[Stored data]

━━━━

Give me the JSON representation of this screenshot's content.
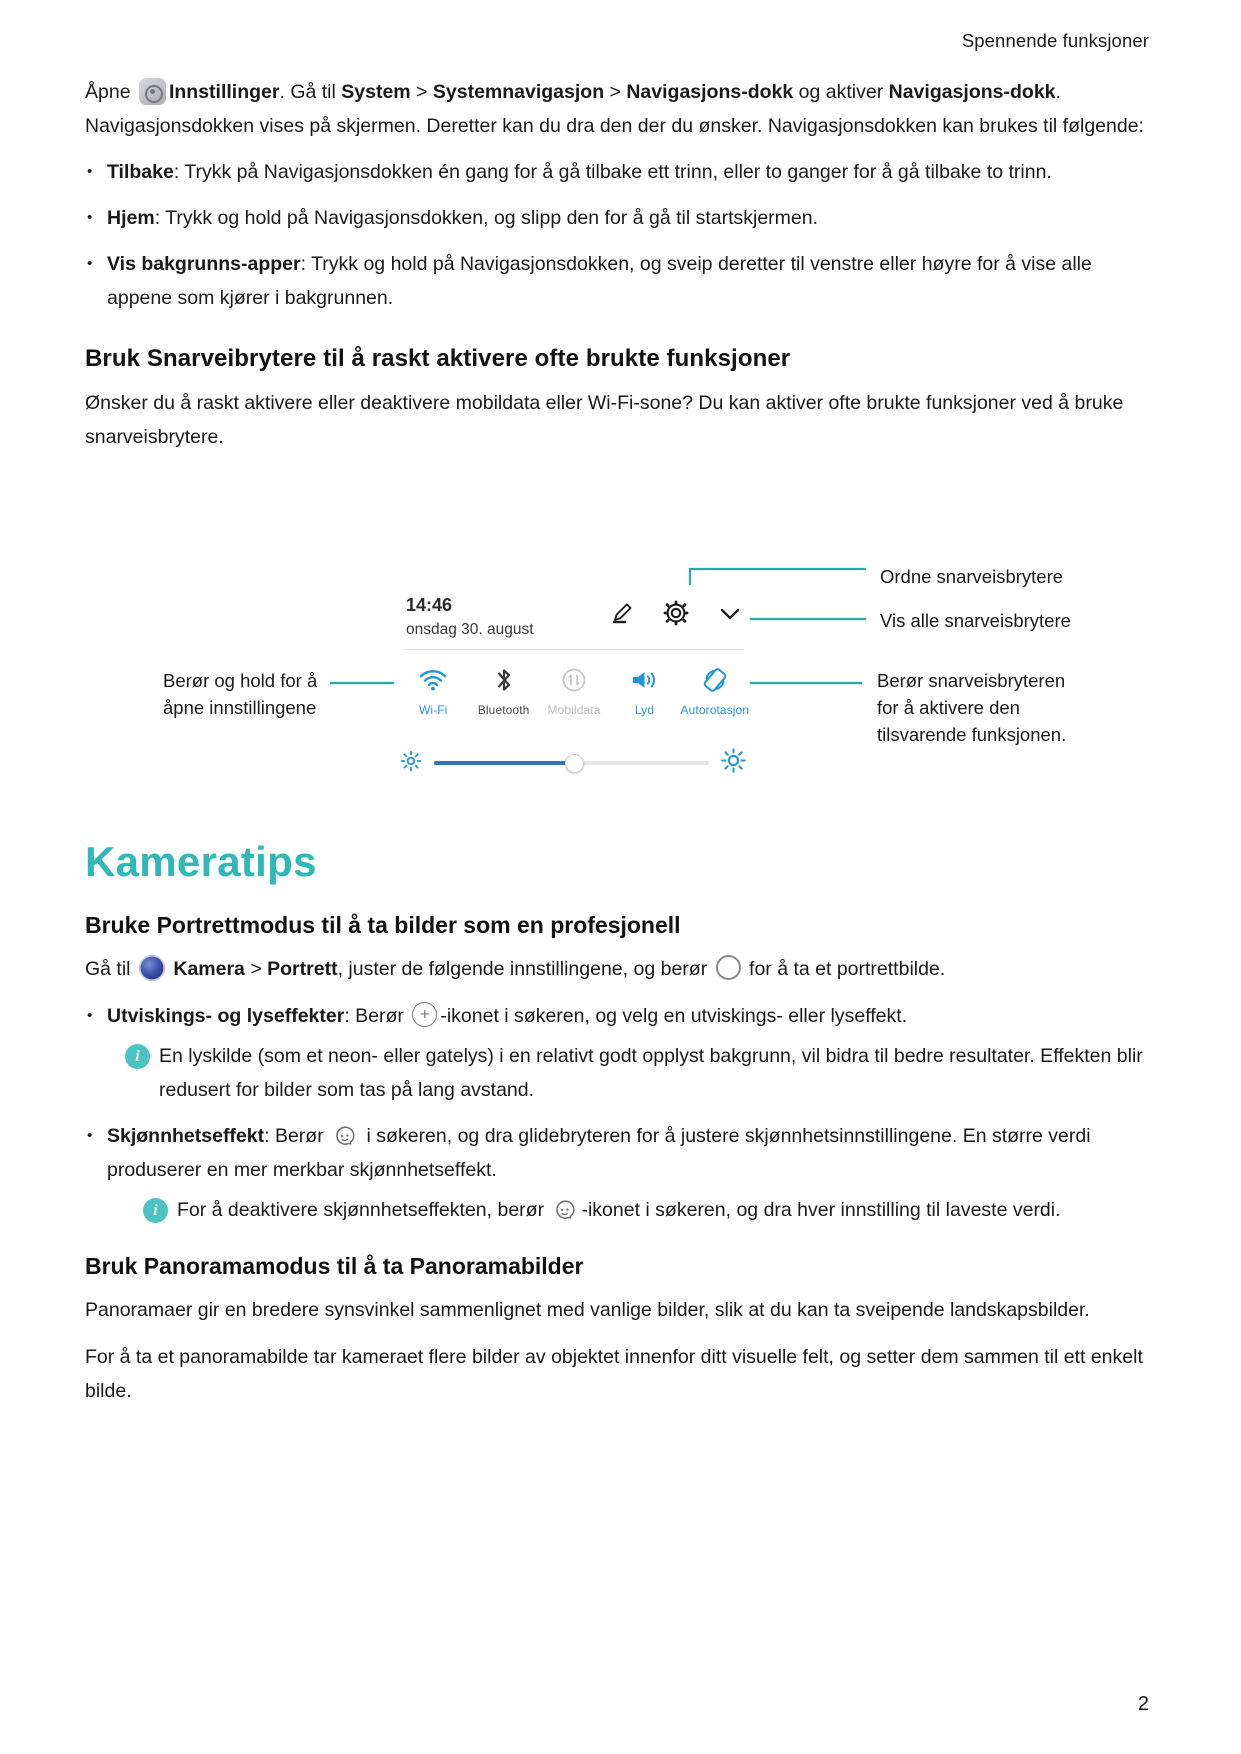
{
  "header": {
    "running_head": "Spennende funksjoner"
  },
  "page_number": "2",
  "intro": {
    "p1_a": "Åpne",
    "p1_icon": "settings-icon",
    "p1_b": "Innstillinger",
    "p1_c": ". Gå til ",
    "p1_d": "System",
    "p1_e": " > ",
    "p1_f": "Systemnavigasjon",
    "p1_g": " > ",
    "p1_h": "Navigasjons-dokk",
    "p1_i": " og aktiver ",
    "p1_j": "Navigasjons-dokk",
    "p1_k": ". Navigasjonsdokken vises på skjermen. Deretter kan du dra den der du ønsker. Navigasjonsdokken kan brukes til følgende:"
  },
  "nav_bullets": [
    {
      "term": "Tilbake",
      "text": ": Trykk på Navigasjonsdokken én gang for å gå tilbake ett trinn, eller to ganger for å gå tilbake to trinn."
    },
    {
      "term": "Hjem",
      "text": ": Trykk og hold på Navigasjonsdokken, og slipp den for å gå til startskjermen."
    },
    {
      "term": "Vis bakgrunns-apper",
      "text": ": Trykk og hold på Navigasjonsdokken, og sveip deretter til venstre eller høyre for å vise alle appene som kjører i bakgrunnen."
    }
  ],
  "shortcut_section": {
    "heading": "Bruk Snarveibrytere til å raskt aktivere ofte brukte funksjoner",
    "body": "Ønsker du å raskt aktivere eller deaktivere mobildata eller Wi-Fi-sone? Du kan aktiver ofte brukte funksjoner ved å bruke snarveisbrytere."
  },
  "figure": {
    "panel": {
      "time": "14:46",
      "date": "onsdag 30. august",
      "actions": [
        {
          "name": "edit-pencil-icon"
        },
        {
          "name": "gear-icon"
        },
        {
          "name": "chevron-down-icon"
        }
      ],
      "toggles": [
        {
          "label": "Wi-Fi",
          "icon": "wifi-icon",
          "state": "on"
        },
        {
          "label": "Bluetooth",
          "icon": "bluetooth-icon",
          "state": "off"
        },
        {
          "label": "Mobildata",
          "icon": "mobile-data-icon",
          "state": "dim"
        },
        {
          "label": "Lyd",
          "icon": "sound-icon",
          "state": "on"
        },
        {
          "label": "Autorotasjon",
          "icon": "auto-rotate-icon",
          "state": "on"
        }
      ],
      "brightness": {
        "low_icon": "brightness-low-icon",
        "high_icon": "brightness-high-icon",
        "value_percent": "51"
      }
    },
    "callouts": {
      "c1": "Ordne snarveisbrytere",
      "c2": "Vis alle snarveisbrytere",
      "c3_line1": "Berør og hold for å",
      "c3_line2": "åpne innstillingene",
      "c4_line1": "Berør snarveisbryteren",
      "c4_line2": "for å aktivere den",
      "c4_line3": "tilsvarende funksjonen."
    },
    "accent_color": "#21adad"
  },
  "chapter": {
    "title": "Kameratips",
    "color": "#2eb8b8"
  },
  "portrait_section": {
    "heading": "Bruke Portrettmodus til å ta bilder som en profesjonell",
    "intro_a": "Gå til ",
    "intro_icon": "camera-app-icon",
    "intro_b": "Kamera",
    "intro_c": " > ",
    "intro_d": "Portrett",
    "intro_e": ", juster de følgende innstillingene, og berør ",
    "intro_shutter_icon": "shutter-icon",
    "intro_f": " for å ta et portrettbilde.",
    "bullets": [
      {
        "term": "Utviskings- og lyseffekter",
        "text_a": ": Berør ",
        "icon": "aperture-plus-icon",
        "text_b": "-ikonet i søkeren, og velg en utviskings- eller lyseffekt.",
        "note": "En lyskilde (som et neon- eller gatelys) i en relativt godt opplyst bakgrunn, vil bidra til bedre resultater. Effekten blir redusert for bilder som tas på lang avstand."
      },
      {
        "term": "Skjønnhetseffekt",
        "text_a": ": Berør ",
        "icon": "beauty-face-icon",
        "text_b": " i søkeren, og dra glidebryteren for å justere skjønnhetsinnstillingene. En større verdi produserer en mer merkbar skjønnhetseffekt.",
        "note_a": "For å deaktivere skjønnhetseffekten, berør ",
        "note_icon": "beauty-face-icon",
        "note_b": "-ikonet i søkeren, og dra hver innstilling til laveste verdi."
      }
    ]
  },
  "panorama_section": {
    "heading": "Bruk Panoramamodus til å ta Panoramabilder",
    "p1": "Panoramaer gir en bredere synsvinkel sammenlignet med vanlige bilder, slik at du kan ta sveipende landskapsbilder.",
    "p2": "For å ta et panoramabilde tar kameraet flere bilder av objektet innenfor ditt visuelle felt, og setter dem sammen til ett enkelt bilde."
  }
}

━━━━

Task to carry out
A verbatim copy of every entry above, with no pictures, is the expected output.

Response to this exercise
Give me the JSON representation of this screenshot's content.
{
  "header": {
    "running_head": "Spennende funksjoner"
  },
  "page_number": "2",
  "intro": {
    "p1_a": "Åpne",
    "p1_icon": "settings-icon",
    "p1_b": "Innstillinger",
    "p1_c": ". Gå til ",
    "p1_d": "System",
    "p1_e": " > ",
    "p1_f": "Systemnavigasjon",
    "p1_g": " > ",
    "p1_h": "Navigasjons-dokk",
    "p1_i": " og aktiver ",
    "p1_j": "Navigasjons-dokk",
    "p1_k": ". Navigasjonsdokken vises på skjermen. Deretter kan du dra den der du ønsker. Navigasjonsdokken kan brukes til følgende:"
  },
  "nav_bullets": [
    {
      "term": "Tilbake",
      "text": ": Trykk på Navigasjonsdokken én gang for å gå tilbake ett trinn, eller to ganger for å gå tilbake to trinn."
    },
    {
      "term": "Hjem",
      "text": ": Trykk og hold på Navigasjonsdokken, og slipp den for å gå til startskjermen."
    },
    {
      "term": "Vis bakgrunns-apper",
      "text": ": Trykk og hold på Navigasjonsdokken, og sveip deretter til venstre eller høyre for å vise alle appene som kjører i bakgrunnen."
    }
  ],
  "shortcut_section": {
    "heading": "Bruk Snarveibrytere til å raskt aktivere ofte brukte funksjoner",
    "body": "Ønsker du å raskt aktivere eller deaktivere mobildata eller Wi-Fi-sone? Du kan aktiver ofte brukte funksjoner ved å bruke snarveisbrytere."
  },
  "figure": {
    "panel": {
      "time": "14:46",
      "date": "onsdag 30. august",
      "actions": [
        {
          "name": "edit-pencil-icon"
        },
        {
          "name": "gear-icon"
        },
        {
          "name": "chevron-down-icon"
        }
      ],
      "toggles": [
        {
          "label": "Wi-Fi",
          "icon": "wifi-icon",
          "state": "on"
        },
        {
          "label": "Bluetooth",
          "icon": "bluetooth-icon",
          "state": "off"
        },
        {
          "label": "Mobildata",
          "icon": "mobile-data-icon",
          "state": "dim"
        },
        {
          "label": "Lyd",
          "icon": "sound-icon",
          "state": "on"
        },
        {
          "label": "Autorotasjon",
          "icon": "auto-rotate-icon",
          "state": "on"
        }
      ],
      "brightness": {
        "low_icon": "brightness-low-icon",
        "high_icon": "brightness-high-icon",
        "value_percent": "51"
      }
    },
    "callouts": {
      "c1": "Ordne snarveisbrytere",
      "c2": "Vis alle snarveisbrytere",
      "c3_line1": "Berør og hold for å",
      "c3_line2": "åpne innstillingene",
      "c4_line1": "Berør snarveisbryteren",
      "c4_line2": "for å aktivere den",
      "c4_line3": "tilsvarende funksjonen."
    },
    "accent_color": "#21adad"
  },
  "chapter": {
    "title": "Kameratips",
    "color": "#2eb8b8"
  },
  "portrait_section": {
    "heading": "Bruke Portrettmodus til å ta bilder som en profesjonell",
    "intro_a": "Gå til ",
    "intro_icon": "camera-app-icon",
    "intro_b": "Kamera",
    "intro_c": " > ",
    "intro_d": "Portrett",
    "intro_e": ", juster de følgende innstillingene, og berør ",
    "intro_shutter_icon": "shutter-icon",
    "intro_f": " for å ta et portrettbilde.",
    "bullets": [
      {
        "term": "Utviskings- og lyseffekter",
        "text_a": ": Berør ",
        "icon": "aperture-plus-icon",
        "text_b": "-ikonet i søkeren, og velg en utviskings- eller lyseffekt.",
        "note": "En lyskilde (som et neon- eller gatelys) i en relativt godt opplyst bakgrunn, vil bidra til bedre resultater. Effekten blir redusert for bilder som tas på lang avstand."
      },
      {
        "term": "Skjønnhetseffekt",
        "text_a": ": Berør ",
        "icon": "beauty-face-icon",
        "text_b": " i søkeren, og dra glidebryteren for å justere skjønnhetsinnstillingene. En større verdi produserer en mer merkbar skjønnhetseffekt.",
        "note_a": "For å deaktivere skjønnhetseffekten, berør ",
        "note_icon": "beauty-face-icon",
        "note_b": "-ikonet i søkeren, og dra hver innstilling til laveste verdi."
      }
    ]
  },
  "panorama_section": {
    "heading": "Bruk Panoramamodus til å ta Panoramabilder",
    "p1": "Panoramaer gir en bredere synsvinkel sammenlignet med vanlige bilder, slik at du kan ta sveipende landskapsbilder.",
    "p2": "For å ta et panoramabilde tar kameraet flere bilder av objektet innenfor ditt visuelle felt, og setter dem sammen til ett enkelt bilde."
  }
}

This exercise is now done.